For UK family lawyers, irrespective of Brexit, the general structure and operation of these Regulations should be known. It will hereafter be no longer sufficient, in any forum consideration, to find out the residency or nationality or other connections of either spouse with any EU jurisdiction. It will now be fundamental to ask whether after 29th January 2019 the parties had entered into a marital property regime, or equivalent for civil partners, and if so the content of that agreement, its applicable law and confirmation of registration and similar. That agreement might open up a totally different expectation of the outcome on a divorce than mere consideration of the laws of the country in which the couple, or one of them, may presently be resident or national. It might well be a regime of the couple when they first got married even if many years ago.
Clashes of jurisdiction may be expected if the UK courts make orders in relation to any property, particularly UK real property, and yet the parties had previously entered into a matrimonial property regime agreement which covers that property, choosing another applicable law to that of the UK. This will need careful consideration and investigation by practitioners and then by UK court decisions.
Also to UK perceptions, it might seem odd that in the context of a law regarding matrimonial property there is no substantive law or guidance. This is simply because there is no dispute once the regime has been chosen. Indeed, the division of the marital regime is often undertaken by notaries acting for both parties, ascertaining the assets and dividing them according to the regime. This is why the entering into the regime at the time of marriage is so fundamental. But yet again, and very contrary to UK perceptions of equal opportunity of advice, the couple may quite probably not have independent legal advice before entering into the choice of applicable law for the matrimonial regime or indeed the terms of the regime itself.
EU law has always stressed the importance of certainty, clarity and predictability in its arguments against the UK commitment to common law and its discretionary tailor-made justice. Yet what seems apparent is that these Regulations are still being worked out as to what are the particular intentions, relevant definitions and practical applications of these laws. It’s likely to be some considerable time before there is clarity, certainty and predictability in the operation of these Regulations

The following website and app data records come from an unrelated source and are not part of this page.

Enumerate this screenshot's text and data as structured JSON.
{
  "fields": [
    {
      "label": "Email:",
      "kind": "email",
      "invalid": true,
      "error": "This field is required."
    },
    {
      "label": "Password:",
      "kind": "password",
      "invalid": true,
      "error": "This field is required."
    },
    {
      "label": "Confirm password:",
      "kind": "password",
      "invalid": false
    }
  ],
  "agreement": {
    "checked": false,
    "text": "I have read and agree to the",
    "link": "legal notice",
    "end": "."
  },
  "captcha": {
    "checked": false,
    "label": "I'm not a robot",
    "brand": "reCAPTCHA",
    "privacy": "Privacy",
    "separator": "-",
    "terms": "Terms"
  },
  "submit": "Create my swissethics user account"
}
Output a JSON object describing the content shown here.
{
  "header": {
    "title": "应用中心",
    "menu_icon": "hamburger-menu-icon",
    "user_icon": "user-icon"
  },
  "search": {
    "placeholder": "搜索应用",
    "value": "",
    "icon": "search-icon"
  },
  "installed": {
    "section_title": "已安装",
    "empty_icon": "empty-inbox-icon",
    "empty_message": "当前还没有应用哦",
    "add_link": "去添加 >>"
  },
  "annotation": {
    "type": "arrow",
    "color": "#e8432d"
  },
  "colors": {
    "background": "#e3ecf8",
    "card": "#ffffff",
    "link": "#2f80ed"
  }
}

David Hodson OBE is a co-founder and partner at The International Family Law Group LLP, London. He is an English solicitor, arbitrator and mediator and also an Australian qualified solicitor, and sits as a part-time family court judge at the Central Family Court.
He is an Accredited Specialist (with portfolios in Substantial Assets and International Cases), a Member of the English Law Society Family Law Committee, a Fellow of the International Academy of Family Lawyers, a Fellow of the Centre for Social Justice, and a member of the Family Law Section of the Law Council of Australia. He is honorary Professor at Leicester University and visiting Professor at the University of Law. He received the OBE in 2015 for services to international family law.